**ABOUT THIS TASK:** Print the listing below exactly.

>>>>>

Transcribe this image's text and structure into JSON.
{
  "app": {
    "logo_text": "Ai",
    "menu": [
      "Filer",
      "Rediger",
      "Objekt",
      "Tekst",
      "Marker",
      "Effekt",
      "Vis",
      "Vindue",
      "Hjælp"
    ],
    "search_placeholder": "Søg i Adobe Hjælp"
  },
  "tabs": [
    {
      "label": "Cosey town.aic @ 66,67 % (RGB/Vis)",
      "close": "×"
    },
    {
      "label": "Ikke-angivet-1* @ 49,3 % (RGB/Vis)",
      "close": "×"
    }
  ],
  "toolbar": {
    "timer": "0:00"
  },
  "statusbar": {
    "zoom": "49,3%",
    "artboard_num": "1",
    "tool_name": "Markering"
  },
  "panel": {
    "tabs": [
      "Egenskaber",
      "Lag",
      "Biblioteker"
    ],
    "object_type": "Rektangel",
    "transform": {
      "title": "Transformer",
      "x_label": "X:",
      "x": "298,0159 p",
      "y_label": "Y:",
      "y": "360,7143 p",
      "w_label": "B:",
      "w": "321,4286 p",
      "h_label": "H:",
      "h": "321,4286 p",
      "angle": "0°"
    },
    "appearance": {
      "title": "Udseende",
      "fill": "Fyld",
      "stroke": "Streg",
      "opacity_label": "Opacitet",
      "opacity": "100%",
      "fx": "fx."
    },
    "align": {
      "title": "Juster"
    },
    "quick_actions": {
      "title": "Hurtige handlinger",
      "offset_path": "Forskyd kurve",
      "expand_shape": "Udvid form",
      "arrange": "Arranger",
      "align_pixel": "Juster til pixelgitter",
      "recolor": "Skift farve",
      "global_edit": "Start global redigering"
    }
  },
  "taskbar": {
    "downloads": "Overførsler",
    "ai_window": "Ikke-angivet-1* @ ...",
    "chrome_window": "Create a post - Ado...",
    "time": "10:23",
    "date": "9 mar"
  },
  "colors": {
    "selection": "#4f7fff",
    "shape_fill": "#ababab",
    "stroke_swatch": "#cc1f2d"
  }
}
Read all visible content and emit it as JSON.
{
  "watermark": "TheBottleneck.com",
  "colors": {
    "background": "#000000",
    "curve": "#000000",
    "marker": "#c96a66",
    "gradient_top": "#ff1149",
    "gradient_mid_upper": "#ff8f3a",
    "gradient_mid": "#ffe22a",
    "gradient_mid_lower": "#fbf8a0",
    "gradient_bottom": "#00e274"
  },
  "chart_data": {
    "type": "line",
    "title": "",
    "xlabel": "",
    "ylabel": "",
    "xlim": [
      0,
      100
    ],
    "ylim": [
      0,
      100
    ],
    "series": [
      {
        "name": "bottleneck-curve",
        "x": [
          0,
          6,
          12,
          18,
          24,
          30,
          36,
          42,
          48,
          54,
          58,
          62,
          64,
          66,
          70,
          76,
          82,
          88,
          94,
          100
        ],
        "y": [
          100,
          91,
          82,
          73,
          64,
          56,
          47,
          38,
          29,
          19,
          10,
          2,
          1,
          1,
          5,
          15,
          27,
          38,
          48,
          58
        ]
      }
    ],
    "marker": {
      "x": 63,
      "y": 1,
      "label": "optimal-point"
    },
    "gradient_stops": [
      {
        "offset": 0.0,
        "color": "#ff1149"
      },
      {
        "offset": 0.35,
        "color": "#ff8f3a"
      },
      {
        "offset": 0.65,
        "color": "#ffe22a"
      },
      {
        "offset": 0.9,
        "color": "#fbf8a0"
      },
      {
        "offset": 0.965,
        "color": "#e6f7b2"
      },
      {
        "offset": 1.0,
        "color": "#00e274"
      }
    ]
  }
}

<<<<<

**SOLUTION BELOW:**
Transcribe this image's text and structure into JSON.
{
  "app": {
    "logo_text": "Ai",
    "menu": [
      "Filer",
      "Rediger",
      "Objekt",
      "Tekst",
      "Marker",
      "Effekt",
      "Vis",
      "Vindue",
      "Hjælp"
    ],
    "search_placeholder": "Søg i Adobe Hjælp"
  },
  "tabs": [
    {
      "label": "Cosey town.aic @ 66,67 % (RGB/Vis)",
      "close": "×"
    },
    {
      "label": "Ikke-angivet-1* @ 49,3 % (RGB/Vis)",
      "close": "×"
    }
  ],
  "toolbar": {
    "timer": "0:00"
  },
  "statusbar": {
    "zoom": "49,3%",
    "artboard_num": "1",
    "tool_name": "Markering"
  },
  "panel": {
    "tabs": [
      "Egenskaber",
      "Lag",
      "Biblioteker"
    ],
    "object_type": "Rektangel",
    "transform": {
      "title": "Transformer",
      "x_label": "X:",
      "x": "298,0159 p",
      "y_label": "Y:",
      "y": "360,7143 p",
      "w_label": "B:",
      "w": "321,4286 p",
      "h_label": "H:",
      "h": "321,4286 p",
      "angle": "0°"
    },
    "appearance": {
      "title": "Udseende",
      "fill": "Fyld",
      "stroke": "Streg",
      "opacity_label": "Opacitet",
      "opacity": "100%",
      "fx": "fx."
    },
    "align": {
      "title": "Juster"
    },
    "quick_actions": {
      "title": "Hurtige handlinger",
      "offset_path": "Forskyd kurve",
      "expand_shape": "Udvid form",
      "arrange": "Arranger",
      "align_pixel": "Juster til pixelgitter",
      "recolor": "Skift farve",
      "global_edit": "Start global redigering"
    }
  },
  "taskbar": {
    "downloads": "Overførsler",
    "ai_window": "Ikke-angivet-1* @ ...",
    "chrome_window": "Create a post - Ado...",
    "time": "10:23",
    "date": "9 mar"
  },
  "colors": {
    "selection": "#4f7fff",
    "shape_fill": "#ababab",
    "stroke_swatch": "#cc1f2d"
  }
}
Read all visible content and emit it as JSON.
{
  "watermark": "TheBottleneck.com",
  "colors": {
    "background": "#000000",
    "curve": "#000000",
    "marker": "#c96a66",
    "gradient_top": "#ff1149",
    "gradient_mid_upper": "#ff8f3a",
    "gradient_mid": "#ffe22a",
    "gradient_mid_lower": "#fbf8a0",
    "gradient_bottom": "#00e274"
  },
  "chart_data": {
    "type": "line",
    "title": "",
    "xlabel": "",
    "ylabel": "",
    "xlim": [
      0,
      100
    ],
    "ylim": [
      0,
      100
    ],
    "series": [
      {
        "name": "bottleneck-curve",
        "x": [
          0,
          6,
          12,
          18,
          24,
          30,
          36,
          42,
          48,
          54,
          58,
          62,
          64,
          66,
          70,
          76,
          82,
          88,
          94,
          100
        ],
        "y": [
          100,
          91,
          82,
          73,
          64,
          56,
          47,
          38,
          29,
          19,
          10,
          2,
          1,
          1,
          5,
          15,
          27,
          38,
          48,
          58
        ]
      }
    ],
    "marker": {
      "x": 63,
      "y": 1,
      "label": "optimal-point"
    },
    "gradient_stops": [
      {
        "offset": 0.0,
        "color": "#ff1149"
      },
      {
        "offset": 0.35,
        "color": "#ff8f3a"
      },
      {
        "offset": 0.65,
        "color": "#ffe22a"
      },
      {
        "offset": 0.9,
        "color": "#fbf8a0"
      },
      {
        "offset": 0.965,
        "color": "#e6f7b2"
      },
      {
        "offset": 1.0,
        "color": "#00e274"
      }
    ]
  }
}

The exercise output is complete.